“It’s one thing to know intrinsically that your HVAC system is energy-efficient. It’s another thing to prove to headquarters that you have met their goal of 30 percent improvement in energy efficiency. Electrical submetering was easy to achieve. And we were able over the five years to leverage some energy savings practices off of capabilities that were already in place such as our BAC and energy management systems. We put in an extra dashboard so we could bring all of our data to the forefront and get an in depth understanding of the operation of the building. With all of that data we knew we would be able to thoroughly analyze it and fine-tune systems that were already in place and correct areas that were not efficient. The problem was the submetering of our HVAC use in individual buildings.”

MacGregor and his team started with an internet search for flowmeters that would meet their criteria.

“Our criteria were pretty straight forward,” said MacGregor.

“We wanted flowmeters that (1) were easy to install and didn’t require shutting down operations; (2) were, of course, accurate across a wide range that included low flow because we shut down the complex at night but still need to know how much energy is being used; and (3) were essentially maintenance- and calibration-free.

Ultrasonic metering solves the problem

“Our search kept indicating that ultrasonic flowmeters came closest to meeting our criteria, but we were reluctant to move in that direction because we had had some bad experience with ultrasonics in the past and because most of ultrasonic meters we found were not good at low-flow measurements.”

Most, but not all.

“We found a manufacturer whose website claimed great accuracy across a wide range, including low flow,” said MacGregor. “We identified their local rep firm and arranged for a demonstration.”

“They were looking at accuracy and ranges and capabilities,” said Brad Selmon of rep firm M.A. SELMON Company.  “Bruce had used an ultrasonic meter previously from a major manufacturer with many divisions.

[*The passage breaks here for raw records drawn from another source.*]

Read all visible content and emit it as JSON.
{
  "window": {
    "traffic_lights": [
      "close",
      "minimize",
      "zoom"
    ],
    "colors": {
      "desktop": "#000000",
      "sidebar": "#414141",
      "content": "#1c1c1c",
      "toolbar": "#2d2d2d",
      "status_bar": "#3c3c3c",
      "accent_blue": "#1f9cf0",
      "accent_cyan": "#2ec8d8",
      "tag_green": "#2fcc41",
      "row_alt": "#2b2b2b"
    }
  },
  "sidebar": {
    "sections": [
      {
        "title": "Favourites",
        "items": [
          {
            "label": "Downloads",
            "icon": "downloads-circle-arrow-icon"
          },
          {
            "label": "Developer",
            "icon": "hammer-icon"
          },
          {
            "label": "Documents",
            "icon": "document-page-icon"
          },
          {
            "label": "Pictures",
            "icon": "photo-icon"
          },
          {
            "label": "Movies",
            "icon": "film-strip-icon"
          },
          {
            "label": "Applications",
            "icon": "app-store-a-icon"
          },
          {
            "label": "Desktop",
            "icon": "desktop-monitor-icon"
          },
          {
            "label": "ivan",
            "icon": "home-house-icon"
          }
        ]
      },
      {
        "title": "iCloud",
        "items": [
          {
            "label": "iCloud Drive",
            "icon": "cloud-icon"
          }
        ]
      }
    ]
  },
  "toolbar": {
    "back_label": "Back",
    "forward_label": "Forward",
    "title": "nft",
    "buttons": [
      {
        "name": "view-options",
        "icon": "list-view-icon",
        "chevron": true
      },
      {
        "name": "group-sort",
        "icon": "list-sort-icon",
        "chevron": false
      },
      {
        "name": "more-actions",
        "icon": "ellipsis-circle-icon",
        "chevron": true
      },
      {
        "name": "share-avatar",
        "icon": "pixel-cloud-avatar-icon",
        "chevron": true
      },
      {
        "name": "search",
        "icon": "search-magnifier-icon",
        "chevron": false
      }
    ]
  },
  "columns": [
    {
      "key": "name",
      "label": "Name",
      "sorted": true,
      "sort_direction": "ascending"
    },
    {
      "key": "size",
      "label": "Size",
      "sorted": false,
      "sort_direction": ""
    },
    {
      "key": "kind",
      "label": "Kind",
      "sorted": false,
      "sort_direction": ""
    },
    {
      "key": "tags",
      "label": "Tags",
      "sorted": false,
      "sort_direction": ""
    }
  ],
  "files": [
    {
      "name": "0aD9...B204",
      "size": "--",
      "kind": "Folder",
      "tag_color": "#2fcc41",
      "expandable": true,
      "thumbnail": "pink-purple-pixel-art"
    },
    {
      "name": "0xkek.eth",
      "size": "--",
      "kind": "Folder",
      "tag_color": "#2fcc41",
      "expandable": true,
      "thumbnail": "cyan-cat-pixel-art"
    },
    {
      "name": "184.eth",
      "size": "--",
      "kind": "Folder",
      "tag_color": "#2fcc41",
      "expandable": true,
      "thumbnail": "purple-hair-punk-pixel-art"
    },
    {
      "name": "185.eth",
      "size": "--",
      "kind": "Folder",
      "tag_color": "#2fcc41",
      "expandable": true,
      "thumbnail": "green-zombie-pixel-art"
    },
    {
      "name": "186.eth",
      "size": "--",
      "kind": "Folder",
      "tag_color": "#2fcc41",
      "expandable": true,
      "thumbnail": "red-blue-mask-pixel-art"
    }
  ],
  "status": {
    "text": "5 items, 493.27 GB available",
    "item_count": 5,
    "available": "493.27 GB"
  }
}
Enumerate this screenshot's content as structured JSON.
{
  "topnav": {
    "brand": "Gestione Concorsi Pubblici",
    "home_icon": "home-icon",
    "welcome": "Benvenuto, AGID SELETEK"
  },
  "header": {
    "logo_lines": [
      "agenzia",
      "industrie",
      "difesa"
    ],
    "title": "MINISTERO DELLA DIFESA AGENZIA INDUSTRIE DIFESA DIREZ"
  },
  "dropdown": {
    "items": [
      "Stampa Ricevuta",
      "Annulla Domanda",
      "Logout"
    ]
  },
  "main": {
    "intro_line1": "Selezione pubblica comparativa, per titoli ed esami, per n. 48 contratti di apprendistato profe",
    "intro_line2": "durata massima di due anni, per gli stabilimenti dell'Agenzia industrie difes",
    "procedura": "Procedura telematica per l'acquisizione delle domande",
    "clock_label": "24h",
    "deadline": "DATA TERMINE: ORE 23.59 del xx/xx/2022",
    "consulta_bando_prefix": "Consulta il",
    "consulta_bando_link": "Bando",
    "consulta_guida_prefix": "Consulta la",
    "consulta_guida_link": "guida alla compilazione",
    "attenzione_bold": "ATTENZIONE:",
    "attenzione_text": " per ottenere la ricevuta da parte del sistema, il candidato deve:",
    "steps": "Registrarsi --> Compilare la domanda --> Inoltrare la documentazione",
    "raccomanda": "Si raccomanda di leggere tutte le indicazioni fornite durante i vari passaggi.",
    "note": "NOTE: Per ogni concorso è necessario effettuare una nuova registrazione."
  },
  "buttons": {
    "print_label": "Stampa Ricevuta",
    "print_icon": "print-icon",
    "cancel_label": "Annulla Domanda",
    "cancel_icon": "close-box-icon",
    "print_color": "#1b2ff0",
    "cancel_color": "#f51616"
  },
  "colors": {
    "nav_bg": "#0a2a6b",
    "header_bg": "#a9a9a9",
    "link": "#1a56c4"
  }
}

Like many large companies, they were slow to upgrade their technology. FLEXIM had a better device using more up-to-date technology, plus they had added accurate low flow measurement capability. During the submittal process they were rightfully skeptical and had us put together a detailed specification analysis comparing their ultrasonic capability with the mag meters they were originally using based on turndown, ease of installation, installed accuracy, long term reliability and low flow sensitivity.”

The specification analysis was thorough and enough to convince MacGregor to try out the ultrasonics on the office building for the Energy Star certification.

How ultrasonic flowmetering works

“One of the major benefits of ultrasonic flowmeters is that, unlike traditional meters, they contain no moving parts and do not need frequent calibration and maintenance,” Selmon explained. “Measurements are made using the transit-time difference method. It exploits the fact that the transmission speed of an ultrasonic signal is affected by the flow velocity of the fluid. An ultrasonic signal moves slower against the flow direction of the medium and faster with the flow direction.

“The meter sends ultrasonic pulses through the medium, one with the flow direction and the second against it. The meter’s transducers work alternately as transmitter and receiver. The transit time of the signal sent in the flow direction is shorter than that of the signal sent against the flow. The meter measures the transit time difference and calculates the average flow velocity. Since the ultrasound signals propagate in solids, the meter can be mounted directly onto the exterior of the pipe noninvasively.”

Success on both fronts

After getting empirical proof on the effectiveness of ultrasonic flowmetering on the office building for Energy Star certification, the meters were added to the other buildings in the R&D complex to provide empirical data that MacGregor’s team met the 30-percent energy reduction goal set by corporate management. They exceeded that goal and achieved the Energy Star certification for the office complex.

 

Izzy Rivera is the director of technical operations/product manager for FLEXIM Americas Corporation. He has been involved with the development of ultrasonic flow measurement for 37 years and is a co-founder of FLEXIM Americas, a subsidiary of FLEXIM GmbH. He can be reached at 631-492-2300.